Records provided START
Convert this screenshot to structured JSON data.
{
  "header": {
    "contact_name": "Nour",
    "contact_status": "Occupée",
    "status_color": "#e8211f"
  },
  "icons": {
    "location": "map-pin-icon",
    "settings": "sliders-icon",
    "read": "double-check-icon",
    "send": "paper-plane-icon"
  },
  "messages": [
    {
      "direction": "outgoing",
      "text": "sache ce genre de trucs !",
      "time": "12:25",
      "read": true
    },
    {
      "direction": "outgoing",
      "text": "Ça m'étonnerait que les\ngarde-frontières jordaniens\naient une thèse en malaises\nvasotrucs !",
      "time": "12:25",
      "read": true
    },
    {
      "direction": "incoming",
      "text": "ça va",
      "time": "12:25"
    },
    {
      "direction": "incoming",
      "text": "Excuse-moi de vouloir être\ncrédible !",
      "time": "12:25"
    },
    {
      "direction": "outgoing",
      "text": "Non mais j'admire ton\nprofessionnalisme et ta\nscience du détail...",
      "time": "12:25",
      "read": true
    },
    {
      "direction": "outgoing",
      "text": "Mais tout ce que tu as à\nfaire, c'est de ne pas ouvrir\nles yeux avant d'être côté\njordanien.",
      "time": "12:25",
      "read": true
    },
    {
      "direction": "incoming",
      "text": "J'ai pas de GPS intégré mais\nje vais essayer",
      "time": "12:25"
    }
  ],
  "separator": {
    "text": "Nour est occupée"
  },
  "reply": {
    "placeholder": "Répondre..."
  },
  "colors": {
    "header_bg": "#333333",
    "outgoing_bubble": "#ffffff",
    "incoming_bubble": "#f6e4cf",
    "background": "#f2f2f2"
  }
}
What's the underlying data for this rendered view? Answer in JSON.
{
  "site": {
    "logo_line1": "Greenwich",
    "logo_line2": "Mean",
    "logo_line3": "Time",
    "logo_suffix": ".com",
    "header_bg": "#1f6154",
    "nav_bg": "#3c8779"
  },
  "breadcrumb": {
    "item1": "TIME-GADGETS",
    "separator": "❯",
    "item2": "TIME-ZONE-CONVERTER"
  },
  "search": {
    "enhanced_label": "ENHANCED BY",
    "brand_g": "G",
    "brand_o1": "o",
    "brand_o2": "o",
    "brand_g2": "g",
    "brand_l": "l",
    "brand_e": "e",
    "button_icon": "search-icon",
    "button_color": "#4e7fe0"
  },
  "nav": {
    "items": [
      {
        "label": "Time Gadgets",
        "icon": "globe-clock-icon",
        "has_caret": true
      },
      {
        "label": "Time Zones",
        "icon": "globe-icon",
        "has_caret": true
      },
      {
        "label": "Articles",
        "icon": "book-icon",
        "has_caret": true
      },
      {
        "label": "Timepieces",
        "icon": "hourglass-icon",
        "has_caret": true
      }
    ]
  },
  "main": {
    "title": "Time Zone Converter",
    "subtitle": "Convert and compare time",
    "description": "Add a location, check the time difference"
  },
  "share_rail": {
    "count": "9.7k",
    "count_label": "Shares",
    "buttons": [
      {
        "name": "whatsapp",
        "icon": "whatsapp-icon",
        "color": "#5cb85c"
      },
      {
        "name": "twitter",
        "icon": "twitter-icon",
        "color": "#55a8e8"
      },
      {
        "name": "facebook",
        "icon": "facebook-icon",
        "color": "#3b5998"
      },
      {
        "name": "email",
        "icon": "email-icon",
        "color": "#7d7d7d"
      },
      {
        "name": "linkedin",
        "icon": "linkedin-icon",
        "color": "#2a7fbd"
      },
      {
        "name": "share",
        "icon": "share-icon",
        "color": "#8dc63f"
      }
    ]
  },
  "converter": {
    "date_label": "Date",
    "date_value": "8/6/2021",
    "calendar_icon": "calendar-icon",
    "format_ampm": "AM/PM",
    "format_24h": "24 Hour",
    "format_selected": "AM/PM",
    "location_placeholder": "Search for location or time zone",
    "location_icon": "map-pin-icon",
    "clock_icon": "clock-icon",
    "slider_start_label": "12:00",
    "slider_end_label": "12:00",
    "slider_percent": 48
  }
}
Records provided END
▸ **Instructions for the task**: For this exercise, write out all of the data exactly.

▸ **Answer**:
Convert this screenshot to structured JSON data.
{
  "header": {
    "contact_name": "Nour",
    "contact_status": "Occupée",
    "status_color": "#e8211f"
  },
  "icons": {
    "location": "map-pin-icon",
    "settings": "sliders-icon",
    "read": "double-check-icon",
    "send": "paper-plane-icon"
  },
  "messages": [
    {
      "direction": "outgoing",
      "text": "sache ce genre de trucs !",
      "time": "12:25",
      "read": true
    },
    {
      "direction": "outgoing",
      "text": "Ça m'étonnerait que les\ngarde-frontières jordaniens\naient une thèse en malaises\nvasotrucs !",
      "time": "12:25",
      "read": true
    },
    {
      "direction": "incoming",
      "text": "ça va",
      "time": "12:25"
    },
    {
      "direction": "incoming",
      "text": "Excuse-moi de vouloir être\ncrédible !",
      "time": "12:25"
    },
    {
      "direction": "outgoing",
      "text": "Non mais j'admire ton\nprofessionnalisme et ta\nscience du détail...",
      "time": "12:25",
      "read": true
    },
    {
      "direction": "outgoing",
      "text": "Mais tout ce que tu as à\nfaire, c'est de ne pas ouvrir\nles yeux avant d'être côté\njordanien.",
      "time": "12:25",
      "read": true
    },
    {
      "direction": "incoming",
      "text": "J'ai pas de GPS intégré mais\nje vais essayer",
      "time": "12:25"
    }
  ],
  "separator": {
    "text": "Nour est occupée"
  },
  "reply": {
    "placeholder": "Répondre..."
  },
  "colors": {
    "header_bg": "#333333",
    "outgoing_bubble": "#ffffff",
    "incoming_bubble": "#f6e4cf",
    "background": "#f2f2f2"
  }
}
What's the underlying data for this rendered view? Answer in JSON.
{
  "site": {
    "logo_line1": "Greenwich",
    "logo_line2": "Mean",
    "logo_line3": "Time",
    "logo_suffix": ".com",
    "header_bg": "#1f6154",
    "nav_bg": "#3c8779"
  },
  "breadcrumb": {
    "item1": "TIME-GADGETS",
    "separator": "❯",
    "item2": "TIME-ZONE-CONVERTER"
  },
  "search": {
    "enhanced_label": "ENHANCED BY",
    "brand_g": "G",
    "brand_o1": "o",
    "brand_o2": "o",
    "brand_g2": "g",
    "brand_l": "l",
    "brand_e": "e",
    "button_icon": "search-icon",
    "button_color": "#4e7fe0"
  },
  "nav": {
    "items": [
      {
        "label": "Time Gadgets",
        "icon": "globe-clock-icon",
        "has_caret": true
      },
      {
        "label": "Time Zones",
        "icon": "globe-icon",
        "has_caret": true
      },
      {
        "label": "Articles",
        "icon": "book-icon",
        "has_caret": true
      },
      {
        "label": "Timepieces",
        "icon": "hourglass-icon",
        "has_caret": true
      }
    ]
  },
  "main": {
    "title": "Time Zone Converter",
    "subtitle": "Convert and compare time",
    "description": "Add a location, check the time difference"
  },
  "share_rail": {
    "count": "9.7k",
    "count_label": "Shares",
    "buttons": [
      {
        "name": "whatsapp",
        "icon": "whatsapp-icon",
        "color": "#5cb85c"
      },
      {
        "name": "twitter",
        "icon": "twitter-icon",
        "color": "#55a8e8"
      },
      {
        "name": "facebook",
        "icon": "facebook-icon",
        "color": "#3b5998"
      },
      {
        "name": "email",
        "icon": "email-icon",
        "color": "#7d7d7d"
      },
      {
        "name": "linkedin",
        "icon": "linkedin-icon",
        "color": "#2a7fbd"
      },
      {
        "name": "share",
        "icon": "share-icon",
        "color": "#8dc63f"
      }
    ]
  },
  "converter": {
    "date_label": "Date",
    "date_value": "8/6/2021",
    "calendar_icon": "calendar-icon",
    "format_ampm": "AM/PM",
    "format_24h": "24 Hour",
    "format_selected": "AM/PM",
    "location_placeholder": "Search for location or time zone",
    "location_icon": "map-pin-icon",
    "clock_icon": "clock-icon",
    "slider_start_label": "12:00",
    "slider_end_label": "12:00",
    "slider_percent": 48
  }
}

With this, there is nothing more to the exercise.